They often possess parental figures that were undependable. They would come and go –  being inconsistent on tending to the child’s needs. The inconsistency creates self-blame as they try to gauge how to act to predict the caregiver’s response. The child experiences an emotional seesaw of needs inconsistently being met. This can create the need to subconsciously challenge their childhood by being drawn to the most emotionally distant attachment style in the bunch.   



Dismissive-Avoidant individuals possess a tendency to emotionally distance themselves from their partners. They ignore feelings and aren’t concerned with human connectedness. Independence, self-sufficiency  and emotional invulnerability is key for Dismissive Avoidants. They don’t value close relationships and may even deny the need for them. They seek less intimacy with figures and view them with less regard than themselves. Suppression of feeling and defensiveness are characteristic.

Caregivers were often emotionally unavailable and may have even been hostile and indefinitely insensitive with the child. Children then cope by forming strategies to disconnect. The Dismissive’s greatest challenge is experiencing a lack of emotion. Think lone wolf or even Wolverine. This type has learned to function in life independently and relying on others creates feelings of anxiousness. To them, it just doesn’t make sense. Although they will probably rarely ever admit aloud their anxiety, they still desire some intimacy. They are human, after all.



Some common themes that resonate strongly with Fearful-avoidants include: trouble trusting others, fear of abandonment or rejection, reluctance in approaching relationships, partner dependent, and conflict avoidant.

People with fearful avoidant attachment instinctually feel the need to protect oneself by avoiding relationships, yet still experience the human desire to be in a relationship (confusing to say the least). A fearful-avoidant attachment style (FAAS) feel increasing discomfort the more serious or close a relationship becomes. As the emotional intimacy of a relationship increases so does the anxiety and fear of becoming too attached – risking the chance of being hurt.

Individuals with this attachment style are seen as having a negative view of other people and themselves or a pessimistic one at the very least. For instance,  there’s just too much risk in TRUSTING that another person could love them for fear of rejection, betrayal, or abandonment. Isolation or surface level relationships is how they’ve managed to stay safe in life and to protect themselves.

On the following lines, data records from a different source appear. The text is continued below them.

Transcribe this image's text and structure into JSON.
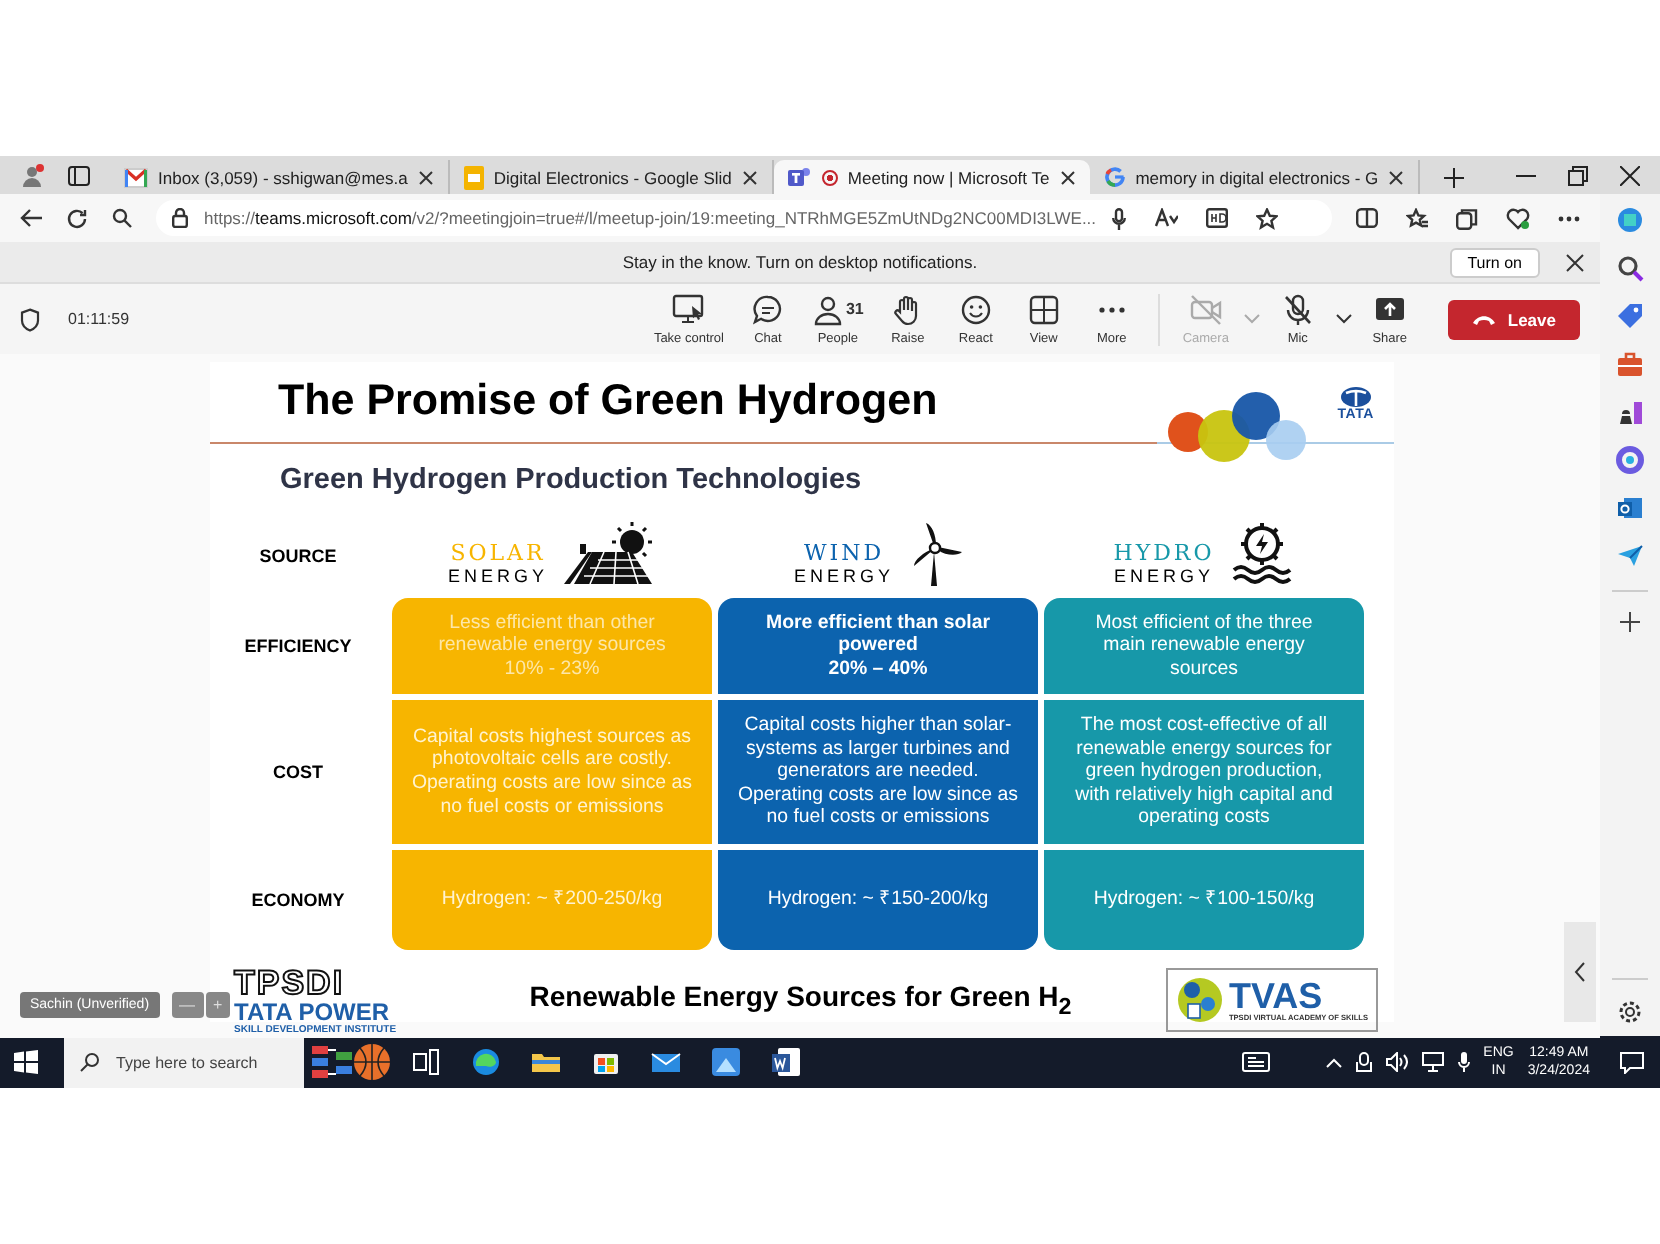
{
  "browser": {
    "tabs": [
      {
        "kind": "mail",
        "label": "Inbox (3,059) - sshigwan@mes.a",
        "selected": false,
        "recording": false
      },
      {
        "kind": "slides",
        "label": "Digital Electronics - Google Slid",
        "selected": false,
        "recording": false
      },
      {
        "kind": "teams",
        "label": "Meeting now | Microsoft Te",
        "selected": true,
        "recording": true
      },
      {
        "kind": "google",
        "label": "memory in digital electronics - G",
        "selected": false,
        "recording": false
      }
    ],
    "address": "https://**teams.microsoft.com**/v2/?meetingjoin=true#/l/meetup-join/19:meeting_NTRhMGE5ZmUtNDg2NC00MDI3LWE..."
  },
  "notification": {
    "text": "Stay in the know. Turn on desktop notifications.",
    "button": "Turn on"
  },
  "meeting": {
    "timer": "01:11:59",
    "tools": [
      {
        "kind": "take-control",
        "label": "Take control",
        "disabled": false
      },
      {
        "kind": "chat",
        "label": "Chat",
        "disabled": false
      },
      {
        "kind": "people",
        "label": "People",
        "count": "31",
        "disabled": false
      },
      {
        "kind": "raise",
        "label": "Raise",
        "disabled": false
      },
      {
        "kind": "react",
        "label": "React",
        "disabled": false
      },
      {
        "kind": "view",
        "label": "View",
        "disabled": false
      },
      {
        "kind": "more",
        "label": "More",
        "disabled": false
      },
      {
        "kind": "camera",
        "label": "Camera",
        "disabled": true
      },
      {
        "kind": "mic",
        "label": "Mic",
        "disabled": false
      },
      {
        "kind": "share",
        "label": "Share",
        "disabled": false
      }
    ],
    "leave": "Leave",
    "participant": "Sachin (Unverified)",
    "zoom_out": "—",
    "zoom_in": "+"
  },
  "slide": {
    "title": "The Promise of Green Hydrogen",
    "brand": "TATA",
    "subtitle": "Green Hydrogen Production Technologies",
    "source_label": "SOURCE",
    "columns": [
      {
        "kind": "solar",
        "name": "SOLAR",
        "sub": "ENERGY",
        "color": "#f7b500"
      },
      {
        "kind": "wind",
        "name": "WIND",
        "sub": "ENERGY",
        "color": "#0c63ae"
      },
      {
        "kind": "hydro",
        "name": "HYDRO",
        "sub": "ENERGY",
        "color": "#1798a9"
      }
    ],
    "rows": [
      {
        "label": "EFFICIENCY",
        "cells": [
          {
            "text": "Less efficient than other\nrenewable energy sources\n10% - 23%",
            "bold": false
          },
          {
            "text": "More efficient than solar\npowered\n20% – 40%",
            "bold": true
          },
          {
            "text": "Most efficient of the three\nmain renewable energy\nsources",
            "bold": false
          }
        ]
      },
      {
        "label": "COST",
        "cells": [
          {
            "text": "Capital costs highest sources as\nphotovoltaic cells are costly.\nOperating costs are low since as\nno fuel costs or emissions",
            "bold": false
          },
          {
            "text": "Capital costs higher than solar-\nsystems as larger turbines and\ngenerators are needed.\nOperating costs are low since as\nno fuel costs or emissions",
            "bold": false
          },
          {
            "text": "The most cost-effective of all\nrenewable energy sources for\ngreen hydrogen production,\nwith relatively high capital and\noperating costs",
            "bold": false
          }
        ]
      },
      {
        "label": "ECONOMY",
        "cells": [
          {
            "text": "Hydrogen: ~ ₹200-250/kg",
            "bold": false
          },
          {
            "text": "Hydrogen: ~ ₹150-200/kg",
            "bold": false
          },
          {
            "text": "Hydrogen: ~ ₹100-150/kg",
            "bold": false
          }
        ]
      }
    ],
    "footer": "Renewable Energy Sources for Green H$_{2}$",
    "left_logo": {
      "mark": "TPSDI",
      "name": "TATA POWER",
      "tagline": "SKILL DEVELOPMENT INSTITUTE"
    },
    "right_logo": {
      "mark": "TVAS",
      "tagline": "TPSDI VIRTUAL ACADEMY OF SKILLS"
    }
  },
  "taskbar": {
    "search_placeholder": "Type here to search",
    "language": "ENG",
    "region": "IN",
    "time": "12:49 AM",
    "date": "3/24/2024"
  }
}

Another common characteristic of FAAS are that we (yeah ya got me, surprise!) tend to be super self-effacing to the point of self-deprecating. And of course the scale for this will range for every FAAS. This type of individual may find themselves to be a people pleaser. Individuals that have experienced significant deaths, sexual abuse or other traumas in childhood/adolescence possess a high tendency to develop this attachment type.

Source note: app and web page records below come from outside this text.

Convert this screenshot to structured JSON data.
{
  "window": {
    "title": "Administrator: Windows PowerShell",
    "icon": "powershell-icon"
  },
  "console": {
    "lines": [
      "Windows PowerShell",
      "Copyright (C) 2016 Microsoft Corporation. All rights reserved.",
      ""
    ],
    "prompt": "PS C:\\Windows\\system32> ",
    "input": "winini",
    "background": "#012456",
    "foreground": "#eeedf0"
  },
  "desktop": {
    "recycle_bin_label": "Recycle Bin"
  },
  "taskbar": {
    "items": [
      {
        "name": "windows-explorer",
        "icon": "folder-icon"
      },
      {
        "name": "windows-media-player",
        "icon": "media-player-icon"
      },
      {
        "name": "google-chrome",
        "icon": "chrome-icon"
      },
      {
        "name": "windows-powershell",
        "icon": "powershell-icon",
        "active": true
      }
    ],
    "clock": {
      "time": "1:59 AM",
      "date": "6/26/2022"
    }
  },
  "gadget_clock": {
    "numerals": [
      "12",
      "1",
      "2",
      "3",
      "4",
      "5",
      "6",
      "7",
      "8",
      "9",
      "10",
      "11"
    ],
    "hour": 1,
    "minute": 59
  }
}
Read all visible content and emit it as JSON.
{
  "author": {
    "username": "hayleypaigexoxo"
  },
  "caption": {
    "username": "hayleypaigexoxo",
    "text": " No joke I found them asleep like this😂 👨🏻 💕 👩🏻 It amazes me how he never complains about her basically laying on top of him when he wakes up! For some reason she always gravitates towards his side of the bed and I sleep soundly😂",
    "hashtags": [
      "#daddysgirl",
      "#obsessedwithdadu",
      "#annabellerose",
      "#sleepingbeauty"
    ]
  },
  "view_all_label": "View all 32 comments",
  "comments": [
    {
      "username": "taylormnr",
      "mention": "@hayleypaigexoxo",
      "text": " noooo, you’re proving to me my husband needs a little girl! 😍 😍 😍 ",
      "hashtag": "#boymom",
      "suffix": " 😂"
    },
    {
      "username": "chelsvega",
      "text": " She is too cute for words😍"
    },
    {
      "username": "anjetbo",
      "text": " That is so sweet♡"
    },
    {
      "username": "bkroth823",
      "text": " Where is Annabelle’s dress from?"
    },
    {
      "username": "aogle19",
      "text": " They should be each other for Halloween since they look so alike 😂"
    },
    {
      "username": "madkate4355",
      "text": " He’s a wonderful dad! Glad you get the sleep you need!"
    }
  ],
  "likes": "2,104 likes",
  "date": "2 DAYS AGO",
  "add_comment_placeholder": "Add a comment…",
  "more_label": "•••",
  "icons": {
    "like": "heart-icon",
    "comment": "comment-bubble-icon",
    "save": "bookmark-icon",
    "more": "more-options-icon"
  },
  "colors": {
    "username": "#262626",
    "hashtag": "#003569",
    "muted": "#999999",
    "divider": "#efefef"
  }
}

Why attachment styles matter and how they’re applicable

Attachment affects how individuals interact with one another. For example, securely attached people tend to grieve by seeking support, the healthiest coping strategy. While, Avoidant individuals tend to devalue the significance of the relationship and withdraw. Securely attached individuals tend to feel less negative overall than insecurely attached individuals.

The goal here is to equip y’all with another weapon in your emotional tool kit to better understand yourselves, friendship dynamics, your partner or prospective partner. And maybe even challenge yourselves to be more empathetic or understanding of others



DO NOT feel like a weirdo if you experience one of these to a T. You aren’t the only one out there. They say that about 50% of the population encompasses a healthy secure attachment style while the other 50% of us are running around a bit more anxious or detached AF. It’s crazy that it comes down to a coin toss of what ya might get in regards to attachment styles in the dating world, but hey, the odds that we’re all a little odd is pretty up there. So don’t sweat it too much!


Related Posts
girl taking off sweatshirt on bed
Emily on jealousy, how to stop being jealous